___ Exercise data ___
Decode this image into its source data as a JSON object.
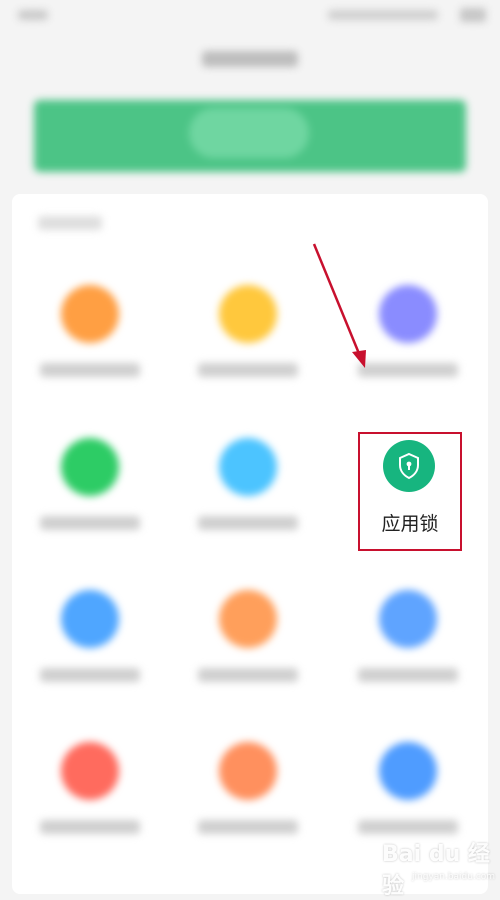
{
  "highlighted_app": {
    "label": "应用锁",
    "icon": "shield-lock-icon",
    "icon_color": "#17b57f"
  },
  "grid_icon_colors": [
    "#ff9f43",
    "#ffc83d",
    "#8a8cff",
    "#2dcc65",
    "#4cc4ff",
    "#4fa6ff",
    "#ff9f5b",
    "#5fa4ff",
    "#ff6b5e",
    "#ff905e",
    "#4f9cff"
  ],
  "banner_color": "#4cc486",
  "annotation": {
    "box_color": "#c8102e",
    "arrow_color": "#c8102e"
  },
  "watermark": {
    "main": "Bai du 经验",
    "sub": "jingyan.baidu.com"
  }
}
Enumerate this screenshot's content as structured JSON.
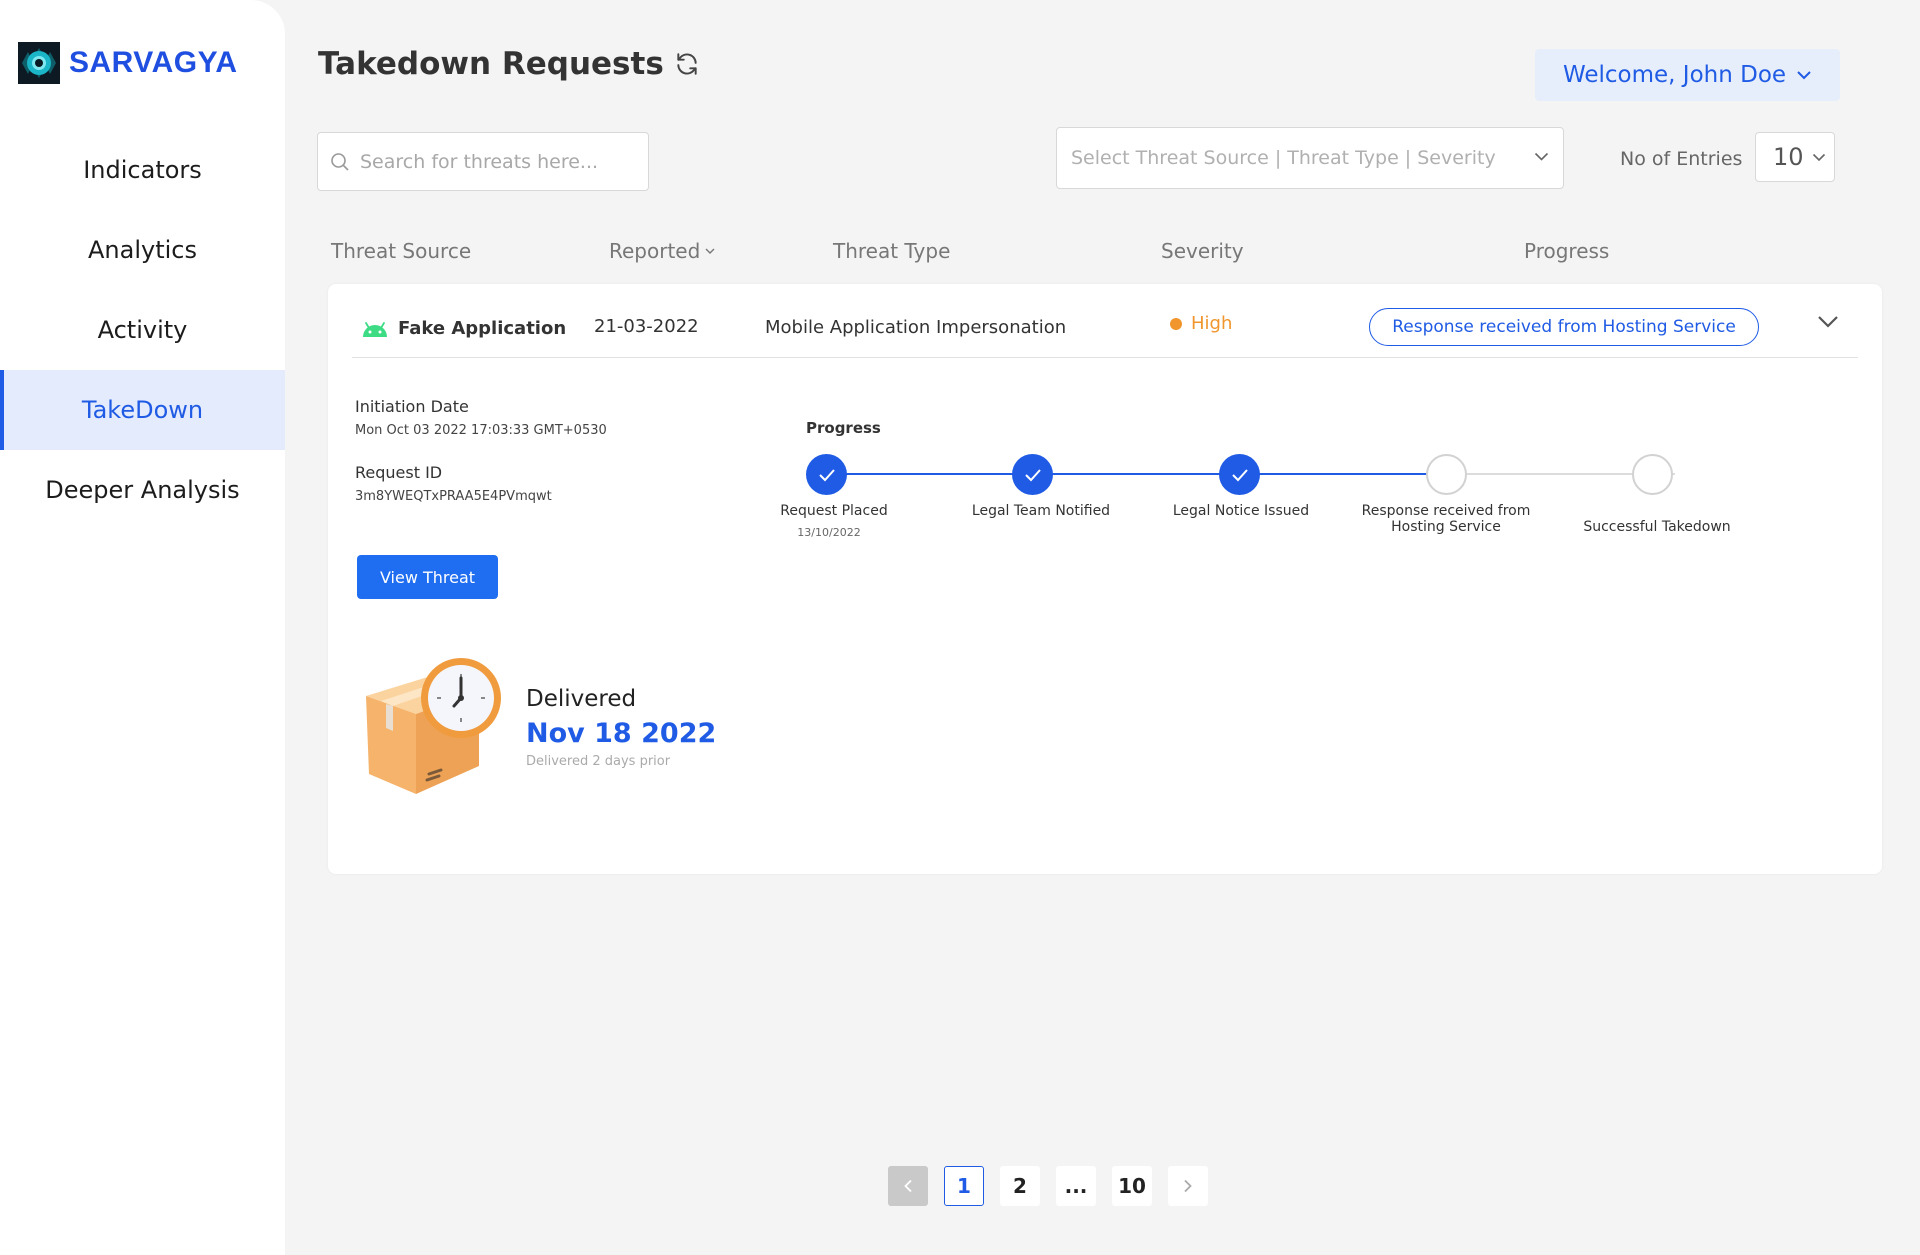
{
  "app": {
    "name": "SARVAGYA"
  },
  "sidebar": {
    "items": [
      {
        "label": "Indicators",
        "active": false
      },
      {
        "label": "Analytics",
        "active": false
      },
      {
        "label": "Activity",
        "active": false
      },
      {
        "label": "TakeDown",
        "active": true
      },
      {
        "label": "Deeper Analysis",
        "active": false
      }
    ]
  },
  "header": {
    "title": "Takedown Requests",
    "welcome": "Welcome, John Doe"
  },
  "filters": {
    "search_placeholder": "Search for threats here...",
    "select_placeholder": "Select Threat Source |  Threat Type | Severity",
    "entries_label": "No of Entries",
    "entries_value": "10"
  },
  "table": {
    "columns": [
      "Threat Source",
      "Reported",
      "Threat Type",
      "Severity",
      "Progress"
    ],
    "row": {
      "source": "Fake Application",
      "reported": "21-03-2022",
      "threat_type": "Mobile Application Impersonation",
      "severity": "High",
      "status": "Response received from Hosting Service"
    }
  },
  "details": {
    "initiation_label": "Initiation Date",
    "initiation_value": "Mon Oct 03 2022 17:03:33 GMT+0530",
    "request_label": "Request ID",
    "request_value": "3m8YWEQTxPRAA5E4PVmqwt",
    "view_button": "View Threat",
    "progress_title": "Progress",
    "steps": [
      {
        "label": "Request Placed",
        "sub": "13/10/2022",
        "done": true
      },
      {
        "label": "Legal Team Notified",
        "sub": "",
        "done": true
      },
      {
        "label": "Legal Notice Issued",
        "sub": "",
        "done": true
      },
      {
        "label": "Response received from Hosting Service",
        "sub": "",
        "done": false
      },
      {
        "label": "Successful Takedown",
        "sub": "",
        "done": false
      }
    ],
    "delivered_label": "Delivered",
    "delivered_date": "Nov 18 2022",
    "delivered_sub": "Delivered 2 days prior"
  },
  "pagination": {
    "pages": [
      "1",
      "2",
      "...",
      "10"
    ],
    "current": "1"
  },
  "colors": {
    "accent": "#1f5be4",
    "severity_high": "#f0962c",
    "android": "#3ddc84"
  },
  "icons": [
    "refresh-icon",
    "search-icon",
    "chevron-down-icon",
    "android-icon",
    "check-icon",
    "chevron-left-icon",
    "chevron-right-icon"
  ]
}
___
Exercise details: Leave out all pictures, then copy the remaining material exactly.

Worked solution:
Decode this image into its source data as a JSON object.
{
  "highlighted_app": {
    "label": "应用锁",
    "icon": "shield-lock-icon",
    "icon_color": "#17b57f"
  },
  "grid_icon_colors": [
    "#ff9f43",
    "#ffc83d",
    "#8a8cff",
    "#2dcc65",
    "#4cc4ff",
    "#4fa6ff",
    "#ff9f5b",
    "#5fa4ff",
    "#ff6b5e",
    "#ff905e",
    "#4f9cff"
  ],
  "banner_color": "#4cc486",
  "annotation": {
    "box_color": "#c8102e",
    "arrow_color": "#c8102e"
  },
  "watermark": {
    "main": "Bai du 经验",
    "sub": "jingyan.baidu.com"
  }
}
Enumerate this screenshot's content as structured JSON.
{
  "app": {
    "name": "SARVAGYA"
  },
  "sidebar": {
    "items": [
      {
        "label": "Indicators",
        "active": false
      },
      {
        "label": "Analytics",
        "active": false
      },
      {
        "label": "Activity",
        "active": false
      },
      {
        "label": "TakeDown",
        "active": true
      },
      {
        "label": "Deeper Analysis",
        "active": false
      }
    ]
  },
  "header": {
    "title": "Takedown Requests",
    "welcome": "Welcome, John Doe"
  },
  "filters": {
    "search_placeholder": "Search for threats here...",
    "select_placeholder": "Select Threat Source |  Threat Type | Severity",
    "entries_label": "No of Entries",
    "entries_value": "10"
  },
  "table": {
    "columns": [
      "Threat Source",
      "Reported",
      "Threat Type",
      "Severity",
      "Progress"
    ],
    "row": {
      "source": "Fake Application",
      "reported": "21-03-2022",
      "threat_type": "Mobile Application Impersonation",
      "severity": "High",
      "status": "Response received from Hosting Service"
    }
  },
  "details": {
    "initiation_label": "Initiation Date",
    "initiation_value": "Mon Oct 03 2022 17:03:33 GMT+0530",
    "request_label": "Request ID",
    "request_value": "3m8YWEQTxPRAA5E4PVmqwt",
    "view_button": "View Threat",
    "progress_title": "Progress",
    "steps": [
      {
        "label": "Request Placed",
        "sub": "13/10/2022",
        "done": true
      },
      {
        "label": "Legal Team Notified",
        "sub": "",
        "done": true
      },
      {
        "label": "Legal Notice Issued",
        "sub": "",
        "done": true
      },
      {
        "label": "Response received from Hosting Service",
        "sub": "",
        "done": false
      },
      {
        "label": "Successful Takedown",
        "sub": "",
        "done": false
      }
    ],
    "delivered_label": "Delivered",
    "delivered_date": "Nov 18 2022",
    "delivered_sub": "Delivered 2 days prior"
  },
  "pagination": {
    "pages": [
      "1",
      "2",
      "...",
      "10"
    ],
    "current": "1"
  },
  "colors": {
    "accent": "#1f5be4",
    "severity_high": "#f0962c",
    "android": "#3ddc84"
  },
  "icons": [
    "refresh-icon",
    "search-icon",
    "chevron-down-icon",
    "android-icon",
    "check-icon",
    "chevron-left-icon",
    "chevron-right-icon"
  ]
}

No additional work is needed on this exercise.